Well, who doesn't like to watch the Olympics?
I love watching the swimming, diving, gymnastics, and track and field in the summer games. It's addictive. We've been staying up way too late.
While it's subtle, you can see a bit of a difference as each Olympics passes. The US is famous for its hero worship and elevation of all sorts of folks--deserved or not--to a pedestal. The gamut obviously ranges from Paris Hilton to Al Gore to Natalie Portman to Pete Wentz to...professional wrestlers. Normally, most of it makes me a little sick to my stomach.
When the Olympics come around, the worship goes to the athletes, which is mostly a good thing. You have the great stories of courage, like Kerry Strug; the "rebels" like Elvis Stoyko or Surya Bonali, the uber-athletes like Mark Spitz. This year it's Michael Phelps.
Boy, is it fun to watch that kid swim. (Hello, age. Kid?) He's remarkable. And when they interview him, for the most part, he still seems grounded, though very confident. Likable.
Now, here's the weird part--and unfortunately I can't find this graphic to share--NBC has actually created a Michael Phelps "countdown bug". In case you don't know, a "bug" in broadcast is the little graphic they put in the lower right hand corner of your screen, usually to brand something or to tell you what's coming up.
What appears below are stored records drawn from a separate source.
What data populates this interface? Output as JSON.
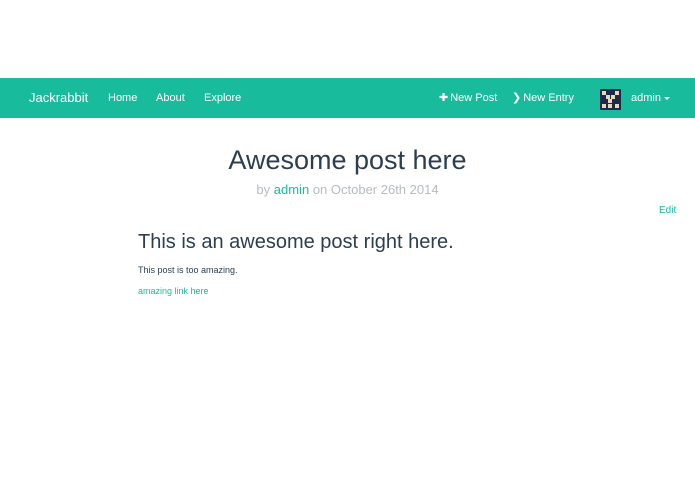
{
  "navbar": {
    "brand": "Jackrabbit",
    "links": [
      "Home",
      "About",
      "Explore"
    ],
    "new_post": "New Post",
    "new_entry": "New Entry",
    "user": "admin",
    "accent_color": "#18bc9c"
  },
  "post": {
    "title": "Awesome post here",
    "by_label": "by",
    "author": "admin",
    "date": "on October 26th 2014",
    "edit_label": "Edit"
  },
  "content": {
    "heading": "This is an awesome post right here.",
    "text": "This post is too amazing.",
    "link": "amazing link here"
  }
}
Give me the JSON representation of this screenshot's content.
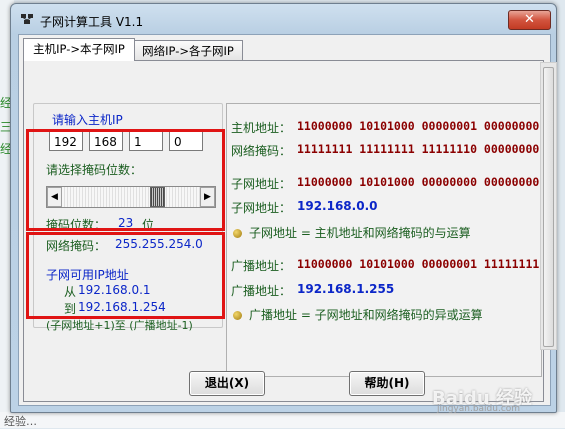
{
  "background": {
    "left_fragments": [
      "经",
      "三",
      "经"
    ],
    "bottom_fragment": "经验…"
  },
  "window": {
    "title": "子网计算工具  V1.1",
    "close_symbol": "✕"
  },
  "tabs": [
    {
      "label": "主机IP->本子网IP",
      "active": true
    },
    {
      "label": "网络IP->各子网IP",
      "active": false
    }
  ],
  "left": {
    "host_ip_label": "请输入主机IP",
    "ip_octets": [
      "192",
      "168",
      "1",
      "0"
    ],
    "mask_select_label": "请选择掩码位数：",
    "mask_bits_label": "掩码位数：",
    "mask_bits_value": "23",
    "mask_bits_unit": "位",
    "netmask_label": "网络掩码：",
    "netmask_value": "255.255.254.0",
    "slider_value_bits": 23,
    "usable_label": "子网可用IP地址",
    "from_label": "从",
    "from_value": "192.168.0.1",
    "to_label": "到",
    "to_value": "192.168.1.254",
    "formula": "(子网地址+1)至 (广播地址-1)"
  },
  "right": {
    "host_addr_label": "主机地址：",
    "host_addr_bits": "11000000  10101000  00000001  00000000",
    "netmask_label": "网络掩码：",
    "netmask_bits": "11111111  11111111  11111110  00000000",
    "subnet_addr_label": "子网地址：",
    "subnet_addr_bits": "11000000  10101000  00000000  00000000",
    "subnet_addr_label2": "子网地址：",
    "subnet_addr_value": "192.168.0.0",
    "subnet_note": "子网地址 = 主机地址和网络掩码的与运算",
    "broadcast_label": "广播地址：",
    "broadcast_bits": "11000000  10101000  00000001  11111111",
    "broadcast_label2": "广播地址：",
    "broadcast_value": "192.168.1.255",
    "broadcast_note": "广播地址 = 子网地址和网络掩码的异或运算"
  },
  "buttons": {
    "exit": "退出(X)",
    "help": "帮助(H)"
  },
  "watermark": {
    "text": "Baidu 经验",
    "sub": "jingyan.baidu.com"
  },
  "colors": {
    "highlight_box": "#e01414",
    "binary_text": "#8b0000",
    "value_text": "#0b26c8",
    "label_text": "#1b5e20"
  }
}
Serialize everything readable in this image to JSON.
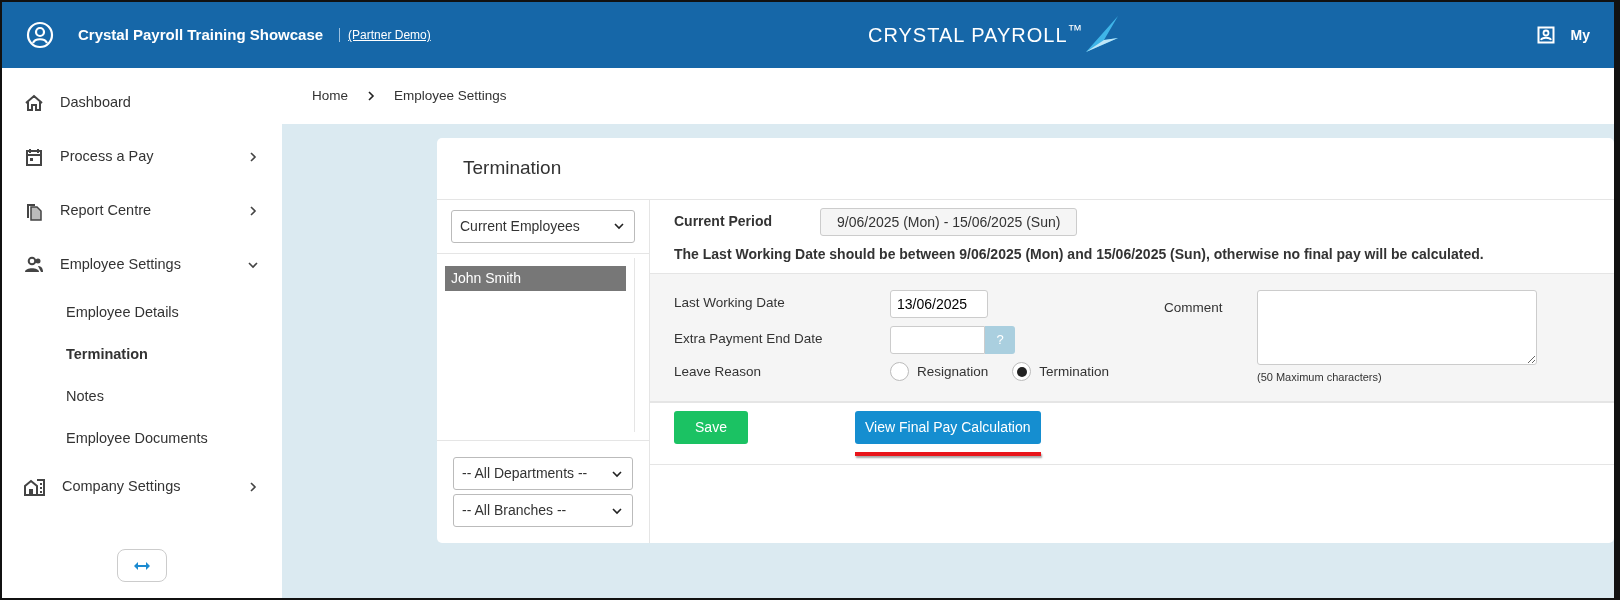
{
  "header": {
    "title": "Crystal Payroll Training Showcase",
    "subtitle_link": "(Partner Demo)",
    "logo_text": "CRYSTAL PAYROLL$^{™}$",
    "user": "My"
  },
  "sidebar": {
    "items": [
      {
        "label": "Dashboard",
        "kind": "link"
      },
      {
        "label": "Process a Pay",
        "kind": "group",
        "expanded": false
      },
      {
        "label": "Report Centre",
        "kind": "group",
        "expanded": false
      },
      {
        "label": "Employee Settings",
        "kind": "group",
        "expanded": true,
        "children": [
          {
            "label": "Employee Details",
            "selected": false
          },
          {
            "label": "Termination",
            "selected": true
          },
          {
            "label": "Notes",
            "selected": false
          },
          {
            "label": "Employee Documents",
            "selected": false
          }
        ]
      },
      {
        "label": "Company Settings",
        "kind": "group",
        "expanded": false
      }
    ]
  },
  "breadcrumb": [
    "Home",
    "Employee Settings"
  ],
  "card": {
    "title": "Termination",
    "employee_filter": "Current Employees",
    "employees": [
      {
        "name": "John Smith",
        "selected": true
      }
    ],
    "department_filter": "-- All Departments --",
    "branch_filter": "-- All Branches --",
    "current_period_label": "Current Period",
    "current_period": "9/06/2025 (Mon) - 15/06/2025 (Sun)",
    "notice": "The Last Working Date should be between 9/06/2025 (Mon) and 15/06/2025 (Sun), otherwise no final pay will be calculated.",
    "last_working_date_label": "Last Working Date",
    "last_working_date": "13/06/2025",
    "extra_payment_label": "Extra Payment End Date",
    "help_button": "?",
    "leave_reason_label": "Leave Reason",
    "leave_reasons": [
      {
        "label": "Resignation",
        "selected": false
      },
      {
        "label": "Termination",
        "selected": true
      }
    ],
    "comment_label": "Comment",
    "comment_hint": "(50 Maximum characters)",
    "save_button": "Save",
    "final_pay_button": "View Final Pay Calculation"
  }
}
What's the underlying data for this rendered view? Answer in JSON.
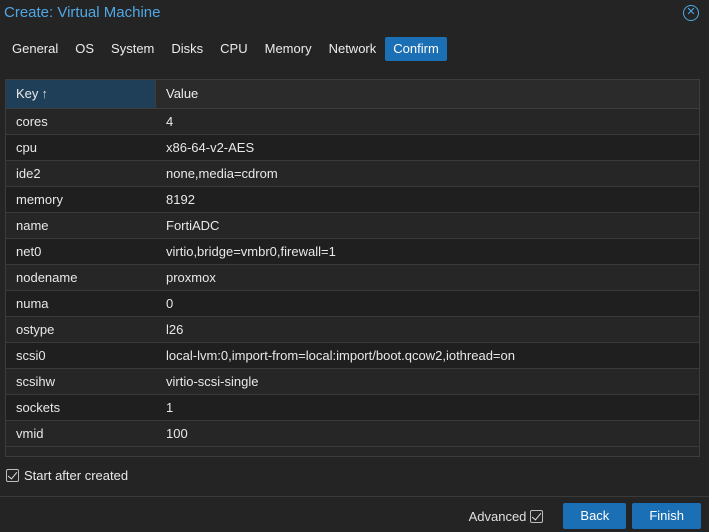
{
  "window": {
    "title": "Create: Virtual Machine",
    "close_icon": "close-icon"
  },
  "tabs": [
    {
      "label": "General",
      "active": false
    },
    {
      "label": "OS",
      "active": false
    },
    {
      "label": "System",
      "active": false
    },
    {
      "label": "Disks",
      "active": false
    },
    {
      "label": "CPU",
      "active": false
    },
    {
      "label": "Memory",
      "active": false
    },
    {
      "label": "Network",
      "active": false
    },
    {
      "label": "Confirm",
      "active": true
    }
  ],
  "grid": {
    "headers": {
      "key": "Key",
      "value": "Value",
      "sort_icon": "↑"
    },
    "rows": [
      {
        "key": "cores",
        "value": "4"
      },
      {
        "key": "cpu",
        "value": "x86-64-v2-AES"
      },
      {
        "key": "ide2",
        "value": "none,media=cdrom"
      },
      {
        "key": "memory",
        "value": "8192"
      },
      {
        "key": "name",
        "value": "FortiADC"
      },
      {
        "key": "net0",
        "value": "virtio,bridge=vmbr0,firewall=1"
      },
      {
        "key": "nodename",
        "value": "proxmox"
      },
      {
        "key": "numa",
        "value": "0"
      },
      {
        "key": "ostype",
        "value": "l26"
      },
      {
        "key": "scsi0",
        "value": "local-lvm:0,import-from=local:import/boot.qcow2,iothread=on"
      },
      {
        "key": "scsihw",
        "value": "virtio-scsi-single"
      },
      {
        "key": "sockets",
        "value": "1"
      },
      {
        "key": "vmid",
        "value": "100"
      }
    ]
  },
  "start_after_created": {
    "label": "Start after created",
    "checked": true
  },
  "footer": {
    "advanced_label": "Advanced",
    "advanced_checked": true,
    "back_label": "Back",
    "finish_label": "Finish"
  },
  "colors": {
    "accent": "#1a6fb5",
    "title": "#4fa8e6",
    "background": "#242424"
  }
}
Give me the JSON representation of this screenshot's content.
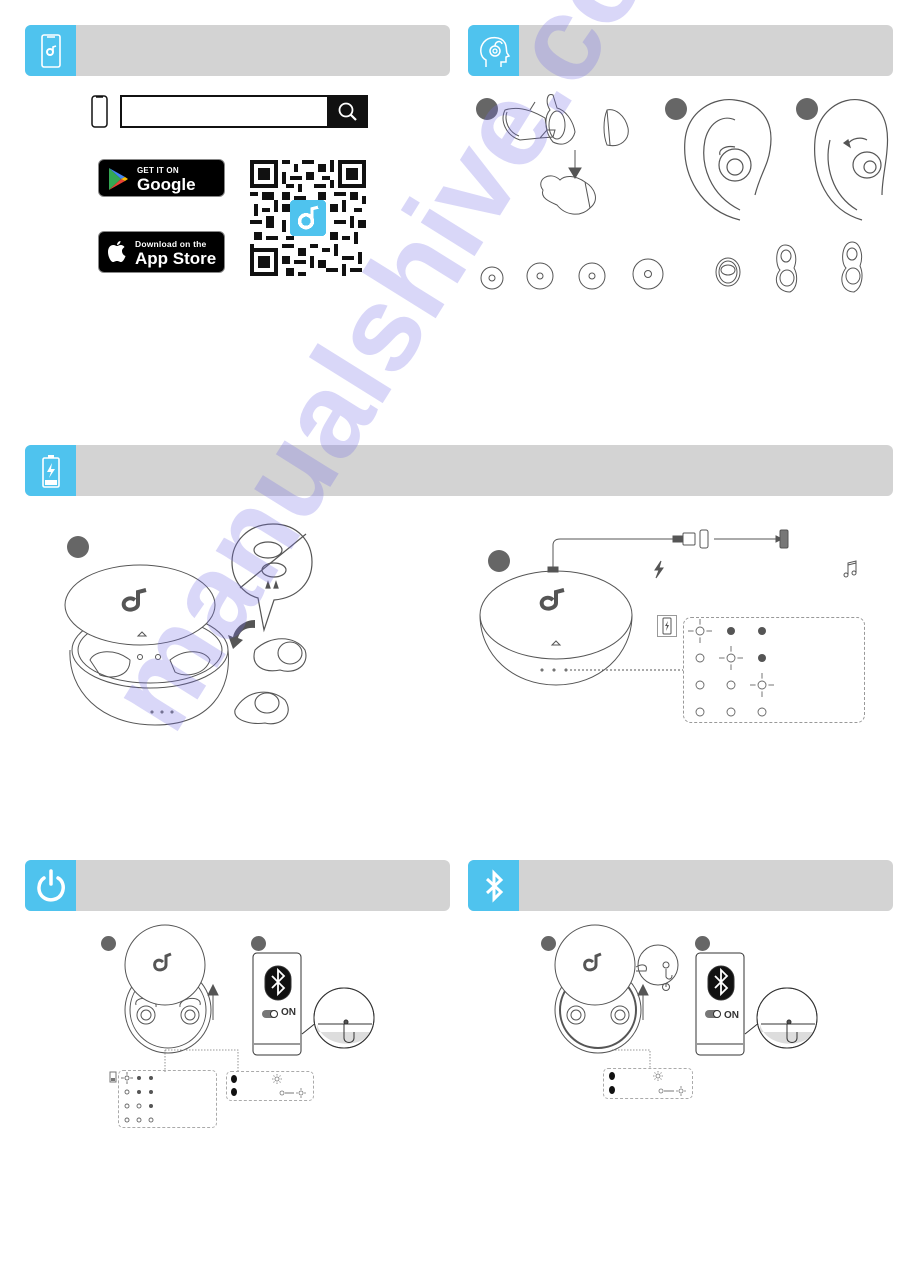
{
  "sections": {
    "app": {
      "title": "",
      "icon": "phone-app-icon",
      "search": {
        "value": "",
        "placeholder": ""
      },
      "google_play": {
        "small": "GET IT ON",
        "big": "Google Play"
      },
      "app_store": {
        "small": "Download on the",
        "big": "App Store"
      }
    },
    "wearing": {
      "title": "",
      "icon": "head-headphones-icon",
      "steps": [
        "",
        "",
        ""
      ],
      "ear_tip_sizes": 4,
      "ear_wing_sizes": 3
    },
    "charging": {
      "title": "",
      "icon": "battery-charging-icon",
      "steps": [
        "",
        ""
      ],
      "led_table": [
        [
          "blink",
          "on",
          "on"
        ],
        [
          "off",
          "blink",
          "on"
        ],
        [
          "off",
          "off",
          "blink"
        ],
        [
          "off",
          "off",
          "off"
        ]
      ]
    },
    "power_on": {
      "title": "",
      "icon": "power-icon",
      "steps": [
        "",
        ""
      ],
      "toggle_label": "ON",
      "battery_leds": [
        [
          "blink",
          "on",
          "on"
        ],
        [
          "off",
          "on",
          "on"
        ],
        [
          "off",
          "off",
          "on"
        ],
        [
          "off",
          "off",
          "off"
        ]
      ]
    },
    "pairing": {
      "title": "",
      "icon": "bluetooth-icon",
      "steps": [
        "",
        ""
      ],
      "toggle_label": "ON"
    }
  },
  "colors": {
    "accent": "#4fc3ee",
    "header_bg": "#d3d3d3",
    "step_badge": "#666666"
  },
  "watermark": "manualshive.com"
}
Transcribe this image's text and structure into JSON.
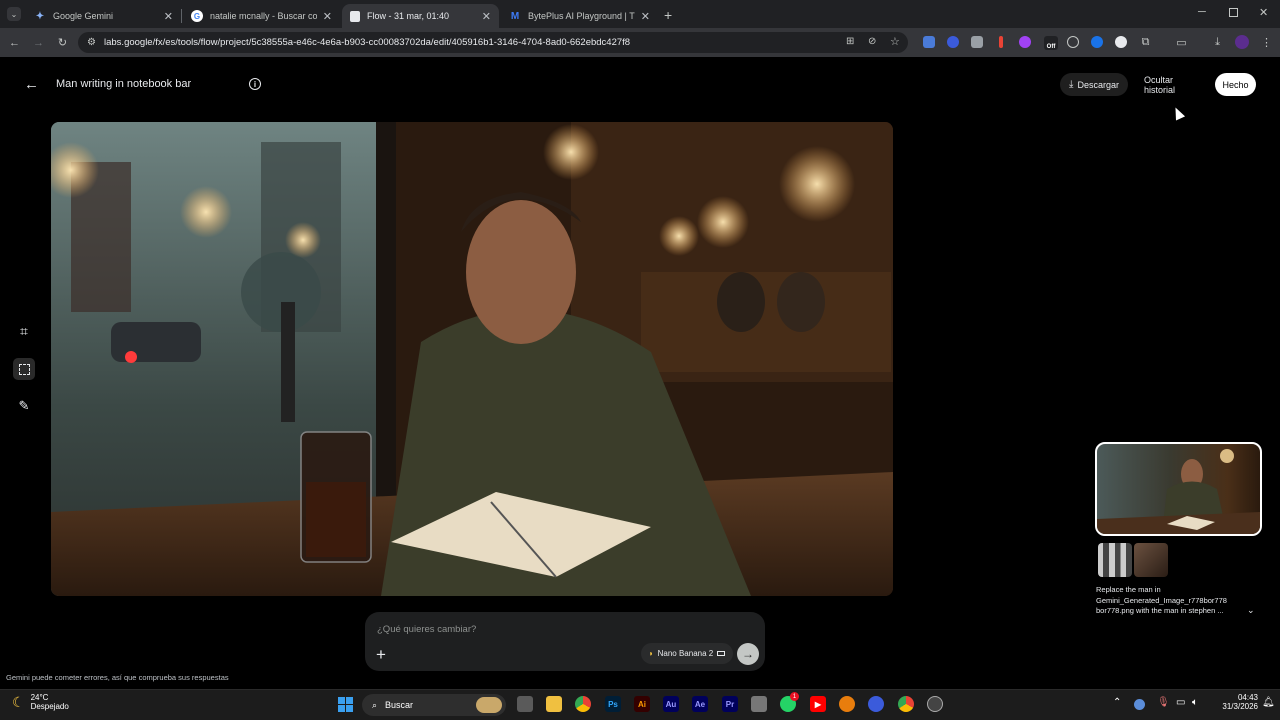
{
  "browser": {
    "tabs": [
      {
        "title": "Google Gemini",
        "active": false
      },
      {
        "title": "natalie mcnally - Buscar con Google",
        "active": false
      },
      {
        "title": "Flow - 31 mar, 01:40",
        "active": true
      },
      {
        "title": "BytePlus AI Playground | Try Ad",
        "active": false
      }
    ],
    "url": "labs.google/fx/es/tools/flow/project/5c38555a-e46c-4e6a-b903-cc00083702da/edit/405916b1-3146-4704-8ad0-662ebdc427f8",
    "ext_badge": "Off"
  },
  "app": {
    "title": "Man writing in notebook bar",
    "download_label": "Descargar",
    "hide_history_label": "Ocultar historial",
    "done_label": "Hecho",
    "prompt_placeholder": "¿Qué quieres cambiar?",
    "model_label": "Nano Banana 2",
    "disclaimer": "Gemini puede cometer errores, así que comprueba sus respuestas",
    "history_caption": "Replace the man in Gemini_Generated_Image_r778bor778 bor778.png with the man in stephen ..."
  },
  "taskbar": {
    "weather_temp": "24°C",
    "weather_desc": "Despejado",
    "search_label": "Buscar",
    "time": "04:43",
    "date": "31/3/2026",
    "badge_count": "1"
  }
}
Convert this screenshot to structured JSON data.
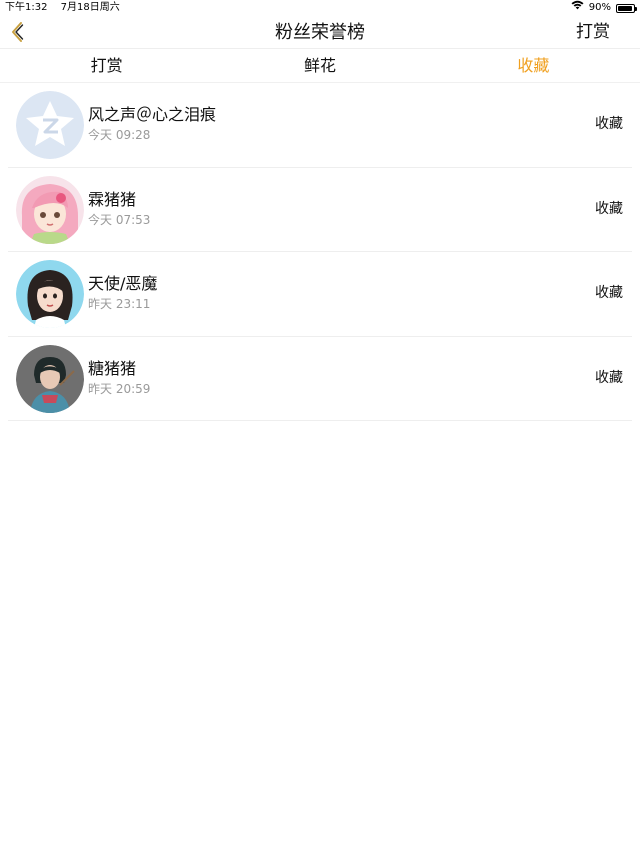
{
  "status_bar": {
    "time": "下午1:32",
    "date": "7月18日周六",
    "battery": "90%",
    "battery_level": 0.9
  },
  "nav": {
    "title": "粉丝荣誉榜",
    "right_label": "打赏"
  },
  "tabs": [
    {
      "label": "打赏",
      "active": false
    },
    {
      "label": "鲜花",
      "active": false
    },
    {
      "label": "收藏",
      "active": true
    }
  ],
  "colors": {
    "accent": "#f0a020",
    "divider": "#eeeeee",
    "subtext": "#9a9a9a"
  },
  "list": [
    {
      "name": "风之声＠心之泪痕",
      "time": "今天 09:28",
      "action": "收藏",
      "avatar": "default-star-avatar"
    },
    {
      "name": "霖猪猪",
      "time": "今天 07:53",
      "action": "收藏",
      "avatar": "pink-hair-girl-avatar"
    },
    {
      "name": "天使/恶魔",
      "time": "昨天 23:11",
      "action": "收藏",
      "avatar": "dark-hair-girl-avatar"
    },
    {
      "name": "糖猪猪",
      "time": "昨天 20:59",
      "action": "收藏",
      "avatar": "illustrated-woman-avatar"
    }
  ]
}
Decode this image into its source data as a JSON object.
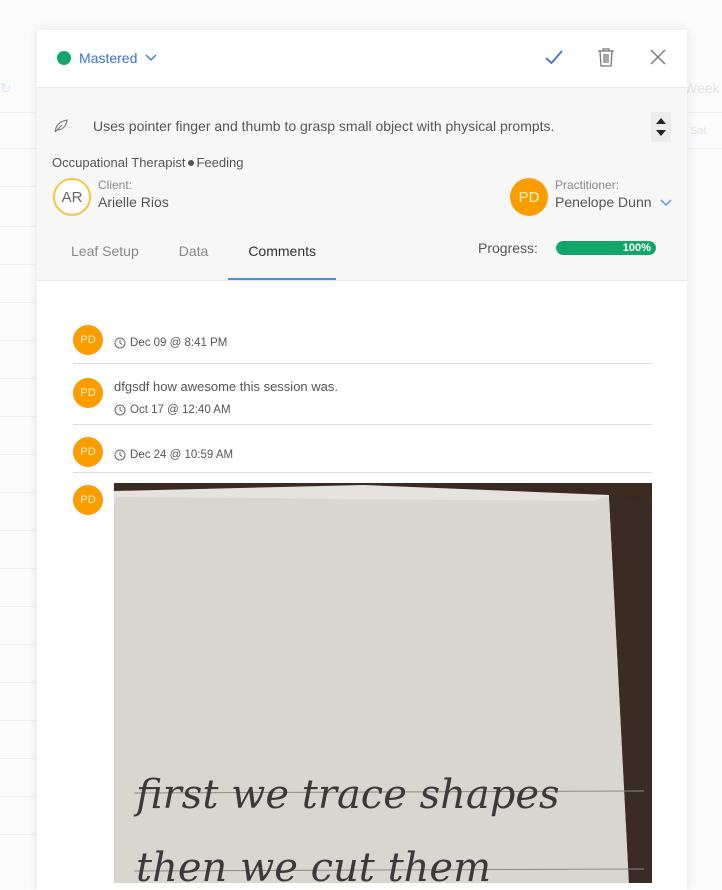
{
  "background": {
    "week_label": "Week",
    "day_label": "Sat"
  },
  "status": {
    "label": "Mastered",
    "color": "#13a66b"
  },
  "goal": {
    "text": "Uses pointer finger and thumb to grasp small object with physical prompts."
  },
  "category": {
    "discipline": "Occupational Therapist",
    "area": "Feeding"
  },
  "client": {
    "role": "Client:",
    "initials": "AR",
    "name": "Arielle Rios"
  },
  "practitioner": {
    "role": "Practitioner:",
    "initials": "PD",
    "name": "Penelope Dunn"
  },
  "tabs": [
    {
      "label": "Leaf Setup",
      "active": false
    },
    {
      "label": "Data",
      "active": false
    },
    {
      "label": "Comments",
      "active": true
    }
  ],
  "progress": {
    "label": "Progress:",
    "value": 100,
    "text": "100%",
    "color": "#13a66b"
  },
  "comments": [
    {
      "initials": "PD",
      "text": "",
      "timestamp": "Dec 09 @ 8:41 PM"
    },
    {
      "initials": "PD",
      "text": "dfgsdf how awesome this session was.",
      "timestamp": "Oct 17 @ 12:40 AM"
    },
    {
      "initials": "PD",
      "text": "",
      "timestamp": "Dec 24 @ 10:59 AM"
    },
    {
      "initials": "PD",
      "attachment": "handwriting-photo",
      "handwriting_line1": "first we trace shapes",
      "handwriting_line2": "then we cut them"
    }
  ],
  "colors": {
    "accent": "#4a90e2",
    "avatar": "#fb9c00",
    "avatar_outline": "#f6c443"
  }
}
"Michael Phelps: 5 minutes"
What? I feel like it's the Olympics on E! for crying out loud. Let me just hear it from the announcer. What if he's not the only reason I'm watching? Hasn't this taken our hero worship to a level that contradicts the principle of the Olympics a bit?
(Not that I'm not going to miss one medal race for men's swimming...)
(photo courtesy AP/David J. Phillip)